Longchamp points out that Switzerland has tightened its money laundering laws several times in recent years, often under international pressure and “especially with regard to tax evasion issues”.

He sees progress but says the problem has not gone away, as a series of corruption scandals from Petrobras to 1MDB and Ukraine has proven. He argues that Switzerland often tries to use the restitution of assets to prove its status as a clean financial centre.

But in the end, he believes, most foreign corruption cases on Swiss soil “are probably not even detected”. 

This article was first published by swissinfo.ch

Switzerland and dictator funds: Key points

First freezing of funds
1986, Ferdinand Marcos (Philippines), $684 million: Having refused a few years earlier to freeze assets of the fallen Shah of Iran, Switzerland acted fast in 1986. It froze the assets of Ferdinand Marcos and his shoe-loving wife Imelda, just a few days after the fall of the Philippines dictator.  This was done as a preventive measure, even before a request from the new Philippines government. The funds were returned 12 years later in 1998, under an agreement with the new Philippines government, including a guarantee that part of the funds would benefit the victims of the Marcos regime. At the time, it took 60 rulings from the Swiss Federal Supreme Court before the funds could be returned. 

First restitution
1997, Moussa Traoré (Mali), CHF3.9 million: The sum was modest, but its remittance was a historic first. This case took only five years, which the Swiss government attributes to smooth cooperation with the Malian authorities, plus the fact that Traoré was tried and convicted in Mali for violent crimes during his rule. 

Problematic cases
1986 Haiti ($6 million) and 1997 DRC ($5.5 million): Switzerland froze assets of Haitian dictator Jean-Claude (“Baby Doc”) Duvalier and Mobutu Sese Seko of Zaire/DRC soon after they fell. But the funds could not be returned to the countries of origin because of the weakness of State structures and mutual legal assistance in those countries. These failures ultimately led Switzerland to pass a new law known as the “Lex Duvalier”, to permit confiscations under such circumstances. 

2011 Tunisia, Egypt, Libya, Syria

In the aftermath of the Arab Spring, Switzerland blocked nearly CHF1 billion ($1 billion) linked to fallen dictators and Bashar al-Assad. So far, only a relatively tiny amount has been returned to Tunisia. Asked about this in January 2018, Swiss president Alain Berset said, “Switzerland would like to go much faster.
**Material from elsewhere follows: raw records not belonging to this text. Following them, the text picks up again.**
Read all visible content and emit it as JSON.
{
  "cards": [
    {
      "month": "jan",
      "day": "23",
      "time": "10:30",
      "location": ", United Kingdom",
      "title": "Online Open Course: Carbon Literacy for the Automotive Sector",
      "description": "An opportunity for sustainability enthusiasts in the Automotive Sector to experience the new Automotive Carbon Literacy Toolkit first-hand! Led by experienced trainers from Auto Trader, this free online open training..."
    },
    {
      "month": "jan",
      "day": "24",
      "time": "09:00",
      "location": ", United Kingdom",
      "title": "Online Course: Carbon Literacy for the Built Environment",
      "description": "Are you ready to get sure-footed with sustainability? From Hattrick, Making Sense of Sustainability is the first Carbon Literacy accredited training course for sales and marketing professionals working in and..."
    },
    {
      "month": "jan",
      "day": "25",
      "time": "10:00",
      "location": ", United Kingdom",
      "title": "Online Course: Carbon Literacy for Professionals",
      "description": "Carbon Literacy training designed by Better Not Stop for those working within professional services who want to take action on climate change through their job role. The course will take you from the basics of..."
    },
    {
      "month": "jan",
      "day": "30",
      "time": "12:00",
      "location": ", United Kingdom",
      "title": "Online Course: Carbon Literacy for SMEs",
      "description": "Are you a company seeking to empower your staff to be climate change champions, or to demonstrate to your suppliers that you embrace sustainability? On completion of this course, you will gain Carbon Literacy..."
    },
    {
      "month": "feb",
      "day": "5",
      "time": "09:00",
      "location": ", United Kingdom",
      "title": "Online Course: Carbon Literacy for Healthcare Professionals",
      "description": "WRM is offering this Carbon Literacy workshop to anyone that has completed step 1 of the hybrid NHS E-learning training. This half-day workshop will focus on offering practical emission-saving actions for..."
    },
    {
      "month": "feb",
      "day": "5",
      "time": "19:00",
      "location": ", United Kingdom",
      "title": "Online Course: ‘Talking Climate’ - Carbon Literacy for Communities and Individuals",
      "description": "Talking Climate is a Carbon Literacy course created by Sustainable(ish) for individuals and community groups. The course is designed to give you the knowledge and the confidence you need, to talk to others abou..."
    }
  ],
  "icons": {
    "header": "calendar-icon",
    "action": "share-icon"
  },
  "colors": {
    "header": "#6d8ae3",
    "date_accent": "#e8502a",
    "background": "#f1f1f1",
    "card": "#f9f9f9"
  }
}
But this must be done in line with legal procedures and with the certainty that this money will arrive at the right place.”

2014 Ukraine

Following the demonstrations on Maidan Square in Kiev and the removal of Ukraine’s then president Viktor Yanukovich, Switzerland preventively froze his assets, totalling some $70 million. 

Source: Swiss government